In the Knowledge and Human Development Authority’s latest annual inspection report, 12 schools were rated ‘outstanding’, while 51 were considered to be ‘good’, 67 were deemed ‘acceptable’ and 13 were found to be ‘unsatisfactory’.
Arabian Business reveals the highest ranking schools in Dubai this year.
The student population of GEMS Wellington International School had increased by a small margin from the previous year. Almost a quarter of students were new to the school. Overall, the largest nationality group was British. There were sizeable minorities of other Europeans, Indian and Arab students and a wide representation of nationalities from around the world.

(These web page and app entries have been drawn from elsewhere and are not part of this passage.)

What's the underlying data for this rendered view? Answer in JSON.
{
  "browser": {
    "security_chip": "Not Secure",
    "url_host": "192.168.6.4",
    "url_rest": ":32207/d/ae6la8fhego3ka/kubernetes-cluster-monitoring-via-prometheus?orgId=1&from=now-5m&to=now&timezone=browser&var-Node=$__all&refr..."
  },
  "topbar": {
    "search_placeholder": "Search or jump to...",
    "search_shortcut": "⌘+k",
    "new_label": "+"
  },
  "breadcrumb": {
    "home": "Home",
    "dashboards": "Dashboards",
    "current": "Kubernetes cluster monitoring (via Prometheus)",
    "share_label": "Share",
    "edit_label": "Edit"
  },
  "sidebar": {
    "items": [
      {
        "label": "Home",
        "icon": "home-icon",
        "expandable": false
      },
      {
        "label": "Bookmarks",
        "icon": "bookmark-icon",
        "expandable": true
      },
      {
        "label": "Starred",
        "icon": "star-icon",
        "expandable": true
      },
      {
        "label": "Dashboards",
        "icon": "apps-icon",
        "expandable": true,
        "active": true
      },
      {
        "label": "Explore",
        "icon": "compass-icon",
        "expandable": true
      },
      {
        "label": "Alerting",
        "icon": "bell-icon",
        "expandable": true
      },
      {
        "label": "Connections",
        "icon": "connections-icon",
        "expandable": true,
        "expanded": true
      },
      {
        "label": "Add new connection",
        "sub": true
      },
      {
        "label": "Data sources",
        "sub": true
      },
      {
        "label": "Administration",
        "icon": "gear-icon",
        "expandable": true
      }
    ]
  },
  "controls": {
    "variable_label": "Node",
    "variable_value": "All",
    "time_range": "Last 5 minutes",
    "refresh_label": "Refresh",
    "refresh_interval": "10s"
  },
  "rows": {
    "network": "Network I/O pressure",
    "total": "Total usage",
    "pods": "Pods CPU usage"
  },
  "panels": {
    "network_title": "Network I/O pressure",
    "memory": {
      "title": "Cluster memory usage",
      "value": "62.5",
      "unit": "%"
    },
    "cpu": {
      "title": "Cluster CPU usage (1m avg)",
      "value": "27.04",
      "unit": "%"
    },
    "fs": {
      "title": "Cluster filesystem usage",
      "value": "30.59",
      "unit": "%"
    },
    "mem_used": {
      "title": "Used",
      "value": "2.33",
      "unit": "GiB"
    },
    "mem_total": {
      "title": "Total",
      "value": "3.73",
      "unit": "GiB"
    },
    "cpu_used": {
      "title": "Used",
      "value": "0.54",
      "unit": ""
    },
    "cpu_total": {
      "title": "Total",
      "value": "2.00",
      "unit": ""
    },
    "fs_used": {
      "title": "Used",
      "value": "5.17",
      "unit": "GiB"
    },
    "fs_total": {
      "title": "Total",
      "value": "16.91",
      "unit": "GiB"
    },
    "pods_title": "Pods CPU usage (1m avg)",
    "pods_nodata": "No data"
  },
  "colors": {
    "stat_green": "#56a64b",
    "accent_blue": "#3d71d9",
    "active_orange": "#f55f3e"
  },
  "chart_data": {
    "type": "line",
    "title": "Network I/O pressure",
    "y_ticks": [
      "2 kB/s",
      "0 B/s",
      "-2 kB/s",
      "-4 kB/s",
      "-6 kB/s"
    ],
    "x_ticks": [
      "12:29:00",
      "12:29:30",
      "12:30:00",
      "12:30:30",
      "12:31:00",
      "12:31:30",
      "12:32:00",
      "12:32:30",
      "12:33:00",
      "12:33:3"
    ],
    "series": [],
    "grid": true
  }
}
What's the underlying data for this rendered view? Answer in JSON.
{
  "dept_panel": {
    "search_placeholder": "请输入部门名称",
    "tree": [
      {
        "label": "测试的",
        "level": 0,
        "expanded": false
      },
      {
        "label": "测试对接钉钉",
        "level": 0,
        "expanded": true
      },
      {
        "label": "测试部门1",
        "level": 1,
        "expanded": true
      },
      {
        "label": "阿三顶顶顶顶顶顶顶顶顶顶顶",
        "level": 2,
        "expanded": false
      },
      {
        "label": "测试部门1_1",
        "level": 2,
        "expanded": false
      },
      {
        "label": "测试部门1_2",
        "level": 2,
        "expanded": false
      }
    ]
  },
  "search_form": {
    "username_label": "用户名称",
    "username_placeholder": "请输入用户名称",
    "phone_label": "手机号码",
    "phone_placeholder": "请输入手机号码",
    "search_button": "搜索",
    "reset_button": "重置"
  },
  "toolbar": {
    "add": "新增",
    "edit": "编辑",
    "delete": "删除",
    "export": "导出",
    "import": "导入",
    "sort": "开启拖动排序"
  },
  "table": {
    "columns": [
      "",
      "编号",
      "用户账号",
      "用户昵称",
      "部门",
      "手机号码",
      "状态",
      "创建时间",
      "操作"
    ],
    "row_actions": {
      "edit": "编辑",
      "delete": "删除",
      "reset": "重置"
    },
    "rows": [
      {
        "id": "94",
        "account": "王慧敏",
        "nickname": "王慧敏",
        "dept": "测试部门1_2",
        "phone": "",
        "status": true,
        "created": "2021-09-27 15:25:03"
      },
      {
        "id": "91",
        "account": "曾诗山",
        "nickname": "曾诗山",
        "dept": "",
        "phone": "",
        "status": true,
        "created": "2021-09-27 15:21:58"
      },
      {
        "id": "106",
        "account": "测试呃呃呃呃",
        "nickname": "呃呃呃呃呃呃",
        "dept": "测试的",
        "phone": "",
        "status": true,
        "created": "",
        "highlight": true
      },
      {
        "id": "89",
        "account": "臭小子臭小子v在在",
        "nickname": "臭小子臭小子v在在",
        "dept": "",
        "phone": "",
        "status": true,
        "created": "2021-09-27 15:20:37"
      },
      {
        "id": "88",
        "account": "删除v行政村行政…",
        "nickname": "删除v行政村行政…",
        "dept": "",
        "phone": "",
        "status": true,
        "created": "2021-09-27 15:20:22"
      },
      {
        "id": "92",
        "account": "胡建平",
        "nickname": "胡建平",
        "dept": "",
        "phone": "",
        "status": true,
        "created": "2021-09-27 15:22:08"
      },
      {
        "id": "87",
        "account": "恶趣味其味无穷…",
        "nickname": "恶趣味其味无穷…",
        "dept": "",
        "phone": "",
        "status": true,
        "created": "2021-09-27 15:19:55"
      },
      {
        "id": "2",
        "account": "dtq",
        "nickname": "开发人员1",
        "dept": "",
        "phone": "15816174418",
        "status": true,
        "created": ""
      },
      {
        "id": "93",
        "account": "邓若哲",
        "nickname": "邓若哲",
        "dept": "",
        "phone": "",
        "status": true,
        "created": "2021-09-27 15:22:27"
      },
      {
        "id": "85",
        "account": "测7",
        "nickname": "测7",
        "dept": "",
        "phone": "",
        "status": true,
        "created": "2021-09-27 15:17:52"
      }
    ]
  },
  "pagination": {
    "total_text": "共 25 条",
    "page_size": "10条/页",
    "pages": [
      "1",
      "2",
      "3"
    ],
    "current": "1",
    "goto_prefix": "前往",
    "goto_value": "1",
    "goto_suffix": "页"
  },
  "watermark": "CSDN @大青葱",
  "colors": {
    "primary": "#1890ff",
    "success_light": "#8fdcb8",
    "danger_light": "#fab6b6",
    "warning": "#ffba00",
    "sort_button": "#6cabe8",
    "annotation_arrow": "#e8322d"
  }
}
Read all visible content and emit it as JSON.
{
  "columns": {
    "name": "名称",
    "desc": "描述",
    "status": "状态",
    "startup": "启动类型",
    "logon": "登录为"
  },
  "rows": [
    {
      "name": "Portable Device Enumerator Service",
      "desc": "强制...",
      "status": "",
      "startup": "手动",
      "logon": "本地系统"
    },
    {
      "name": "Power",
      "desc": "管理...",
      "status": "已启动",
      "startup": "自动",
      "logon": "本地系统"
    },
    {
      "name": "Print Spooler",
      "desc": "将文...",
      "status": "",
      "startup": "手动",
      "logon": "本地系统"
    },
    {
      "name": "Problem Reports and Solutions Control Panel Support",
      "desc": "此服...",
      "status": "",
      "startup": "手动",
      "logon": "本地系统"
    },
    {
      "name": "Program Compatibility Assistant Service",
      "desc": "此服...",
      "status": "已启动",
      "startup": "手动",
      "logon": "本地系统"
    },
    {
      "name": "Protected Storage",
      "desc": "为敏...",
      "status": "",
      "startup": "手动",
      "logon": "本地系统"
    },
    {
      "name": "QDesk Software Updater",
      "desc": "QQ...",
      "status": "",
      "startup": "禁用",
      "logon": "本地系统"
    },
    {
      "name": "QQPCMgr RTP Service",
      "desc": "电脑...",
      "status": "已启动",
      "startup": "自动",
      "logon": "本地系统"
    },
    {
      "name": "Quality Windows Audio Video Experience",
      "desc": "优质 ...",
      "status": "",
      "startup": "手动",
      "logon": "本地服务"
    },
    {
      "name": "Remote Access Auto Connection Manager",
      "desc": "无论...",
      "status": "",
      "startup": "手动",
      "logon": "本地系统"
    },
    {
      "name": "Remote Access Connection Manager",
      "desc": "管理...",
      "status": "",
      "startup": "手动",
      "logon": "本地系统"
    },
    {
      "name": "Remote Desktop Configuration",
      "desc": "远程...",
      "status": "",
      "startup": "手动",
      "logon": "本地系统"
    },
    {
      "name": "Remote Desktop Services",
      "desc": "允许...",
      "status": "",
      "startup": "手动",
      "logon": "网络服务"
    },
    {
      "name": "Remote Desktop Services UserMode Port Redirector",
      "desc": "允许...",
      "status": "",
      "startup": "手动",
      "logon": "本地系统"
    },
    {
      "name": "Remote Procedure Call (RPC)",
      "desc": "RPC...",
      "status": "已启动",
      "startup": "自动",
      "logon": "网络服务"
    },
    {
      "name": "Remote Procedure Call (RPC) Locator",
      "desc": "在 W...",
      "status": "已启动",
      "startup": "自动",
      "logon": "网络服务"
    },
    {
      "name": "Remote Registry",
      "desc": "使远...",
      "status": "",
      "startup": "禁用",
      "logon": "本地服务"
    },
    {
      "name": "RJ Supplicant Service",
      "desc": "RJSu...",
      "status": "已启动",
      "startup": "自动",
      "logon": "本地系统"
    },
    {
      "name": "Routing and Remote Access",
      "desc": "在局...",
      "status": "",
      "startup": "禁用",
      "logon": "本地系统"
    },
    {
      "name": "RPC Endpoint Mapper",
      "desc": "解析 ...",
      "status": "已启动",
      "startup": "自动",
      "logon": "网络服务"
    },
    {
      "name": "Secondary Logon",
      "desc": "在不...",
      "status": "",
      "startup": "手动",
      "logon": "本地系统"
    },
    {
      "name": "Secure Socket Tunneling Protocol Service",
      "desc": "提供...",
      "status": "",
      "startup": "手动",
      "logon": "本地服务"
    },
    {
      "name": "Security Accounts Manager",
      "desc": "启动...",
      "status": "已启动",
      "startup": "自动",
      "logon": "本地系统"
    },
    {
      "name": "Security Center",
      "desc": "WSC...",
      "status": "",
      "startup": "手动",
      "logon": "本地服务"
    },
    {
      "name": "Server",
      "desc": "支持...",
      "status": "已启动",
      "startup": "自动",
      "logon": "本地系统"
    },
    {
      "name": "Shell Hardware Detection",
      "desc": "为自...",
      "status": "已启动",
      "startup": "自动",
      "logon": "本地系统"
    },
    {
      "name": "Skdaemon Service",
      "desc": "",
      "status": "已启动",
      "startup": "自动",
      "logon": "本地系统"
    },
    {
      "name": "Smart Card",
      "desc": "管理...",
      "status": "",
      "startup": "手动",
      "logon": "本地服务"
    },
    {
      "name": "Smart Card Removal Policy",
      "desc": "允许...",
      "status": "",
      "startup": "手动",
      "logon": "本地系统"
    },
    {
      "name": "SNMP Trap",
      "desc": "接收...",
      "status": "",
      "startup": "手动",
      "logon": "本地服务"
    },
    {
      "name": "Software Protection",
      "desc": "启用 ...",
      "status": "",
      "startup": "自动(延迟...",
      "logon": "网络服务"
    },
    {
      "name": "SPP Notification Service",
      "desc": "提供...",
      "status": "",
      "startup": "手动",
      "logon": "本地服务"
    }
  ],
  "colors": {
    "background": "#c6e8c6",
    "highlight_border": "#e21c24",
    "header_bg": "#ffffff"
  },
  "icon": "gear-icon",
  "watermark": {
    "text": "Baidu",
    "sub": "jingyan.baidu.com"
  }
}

The school followed two main curricula. Children in the Foundation Stage and students in the primary and secondary phases followed the National Curriculum of England and Wales. Students in the post-16 phase undertook the International Baccalaureate Diploma Programme. Islamic Education and Arabic provision followed the Ministry of Education guidelines. Classes had an average of 25 students; the teacher to student ratio was 1 to 13. Half of the students were in the primary phase and approximately one third were in the secondary phase. The provision for special educational needs was by two specialist leaders and 12 specialist staff working from a support unit, the Achievement Centre. The 179 teachers were predominantly British and almost all had teaching qualifications. There had been a significant change of teachers, due in part to the expanded student population. Of these teachers, 52 (29 per cent) were new this year and 65 (36 per cent) were in their second year. There were 68 teaching assistants. The principal had been in post since September 2012.
After a decade as director-general of the Dubai Land Department, Sultan Butti Bin Mejren says he is acting fast to improve regulation of the real estate industry and ensure it remains a thriving part of the emirate’s economy. He explains why he is adamant investors will keep coming.